During a NeuroStar Advanced Therapy session, a magnet similar in strength to that used in a magnetic resonance imaging (MRI) machine is used to stimulate nerve cells in the area of the brain thought to control mood. These magnetic pulses may have a positive effect on the brain’s neurotransmitter levels, making long-term remission possible.
NeuroStar Advanced Therapy uses transcranial magnetic stimulation (TMS) to target key areas of the brain that are under-active in people with depression. It is not ECT (electroconvulsive therapy). While the exact cause of depression is not known, the leading scientific theory is that it is caused by an imbalance of the brain’s neurotransmitters, which are chemical messengers that send signals between brain cells.
Simply recline in the comfortable treatment chair and your technician will position a small magnetic coil gently on your head.
NeuroStar sends magnetic pulses to stimulate the brain’s target areas. It’s normal to hear clicking sounds and feel tapping sensations on your head.
Each NeuroStar Advanced Therapy treatment takes less than 19 minutes depending on your doctor’s recommendation.

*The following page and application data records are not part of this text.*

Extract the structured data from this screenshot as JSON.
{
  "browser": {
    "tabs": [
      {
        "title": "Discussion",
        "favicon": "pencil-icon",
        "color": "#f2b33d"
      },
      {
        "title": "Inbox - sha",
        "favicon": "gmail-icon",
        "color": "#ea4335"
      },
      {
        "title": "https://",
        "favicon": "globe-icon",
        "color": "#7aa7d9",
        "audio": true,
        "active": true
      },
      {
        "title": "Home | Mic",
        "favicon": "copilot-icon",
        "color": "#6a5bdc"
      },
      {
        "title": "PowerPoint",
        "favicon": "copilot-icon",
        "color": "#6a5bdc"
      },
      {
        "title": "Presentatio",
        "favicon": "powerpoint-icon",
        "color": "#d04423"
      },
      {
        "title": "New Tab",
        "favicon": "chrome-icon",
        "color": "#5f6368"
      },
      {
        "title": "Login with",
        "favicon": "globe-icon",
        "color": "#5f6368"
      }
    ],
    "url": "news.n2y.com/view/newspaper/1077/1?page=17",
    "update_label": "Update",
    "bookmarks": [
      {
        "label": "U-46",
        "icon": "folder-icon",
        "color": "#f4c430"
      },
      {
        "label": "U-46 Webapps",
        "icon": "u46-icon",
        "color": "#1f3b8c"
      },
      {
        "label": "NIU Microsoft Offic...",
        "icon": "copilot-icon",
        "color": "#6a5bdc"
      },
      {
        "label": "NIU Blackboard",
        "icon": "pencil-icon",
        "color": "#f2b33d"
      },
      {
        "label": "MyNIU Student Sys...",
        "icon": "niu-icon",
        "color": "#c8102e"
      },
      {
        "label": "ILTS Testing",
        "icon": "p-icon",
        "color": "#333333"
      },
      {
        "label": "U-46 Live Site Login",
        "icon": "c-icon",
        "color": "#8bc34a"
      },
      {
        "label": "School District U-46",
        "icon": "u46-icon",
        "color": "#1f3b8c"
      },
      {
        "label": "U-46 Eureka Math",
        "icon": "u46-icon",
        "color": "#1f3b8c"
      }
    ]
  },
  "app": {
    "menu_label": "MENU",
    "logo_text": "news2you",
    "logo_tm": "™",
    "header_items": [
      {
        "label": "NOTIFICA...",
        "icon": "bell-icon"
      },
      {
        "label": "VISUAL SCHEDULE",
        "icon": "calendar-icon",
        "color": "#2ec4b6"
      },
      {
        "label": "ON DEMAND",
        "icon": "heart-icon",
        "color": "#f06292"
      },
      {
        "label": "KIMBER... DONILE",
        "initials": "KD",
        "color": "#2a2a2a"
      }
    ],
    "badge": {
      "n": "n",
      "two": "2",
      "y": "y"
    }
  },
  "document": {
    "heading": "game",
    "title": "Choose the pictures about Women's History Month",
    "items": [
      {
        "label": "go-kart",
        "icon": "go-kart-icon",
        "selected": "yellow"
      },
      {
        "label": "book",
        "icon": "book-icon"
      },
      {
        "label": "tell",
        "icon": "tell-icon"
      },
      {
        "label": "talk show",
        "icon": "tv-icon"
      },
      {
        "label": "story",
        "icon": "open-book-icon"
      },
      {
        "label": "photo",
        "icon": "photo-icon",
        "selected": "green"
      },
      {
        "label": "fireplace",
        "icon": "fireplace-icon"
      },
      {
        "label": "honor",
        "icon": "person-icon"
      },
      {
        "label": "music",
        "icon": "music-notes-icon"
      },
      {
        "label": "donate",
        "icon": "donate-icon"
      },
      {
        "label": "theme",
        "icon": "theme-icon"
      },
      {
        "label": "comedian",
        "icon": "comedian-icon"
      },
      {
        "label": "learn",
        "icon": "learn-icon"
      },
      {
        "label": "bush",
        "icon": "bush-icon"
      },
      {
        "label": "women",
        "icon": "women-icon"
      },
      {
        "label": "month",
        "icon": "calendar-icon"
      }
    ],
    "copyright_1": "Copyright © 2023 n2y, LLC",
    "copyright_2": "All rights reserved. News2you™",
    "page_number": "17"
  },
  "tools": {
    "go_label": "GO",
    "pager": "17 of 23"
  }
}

You can resume your regular activities immediately!
Insomnia1 of 10
Headache/ Migraine2 of 10
Daytime Drowsiness3 of 10
Dry Mouth4 of 10
Fatigue5 of 10
Weight Gain6 of 10
Nausea7 of 10
Distress8 of 10
Sexual Dysfunction9 of 10
Mild Scalp Pain or Discomfort10 of 10
TMS Therapy has been proven highly safe and effective in the treatment of depression. TMS Therapy is free of side effects typically experienced with antidepressant medications. The most common side effect associated with treatment is pain or discomfort at or near the treatment area – generally mild to moderate.
Dr. Lidia Lidagoster is a psychiatrist in New Rochelle, New York. She received her medical degree from Santiago Univ of Technology School of Medicine and has been in practice for more than 20 years.
Psychiatrists diagnose and treat mental illness, such as depression, anxiety disorders, substance abuse, and schizophrenia. Most psychiatrists rely on a mix of medications and psychotherapy.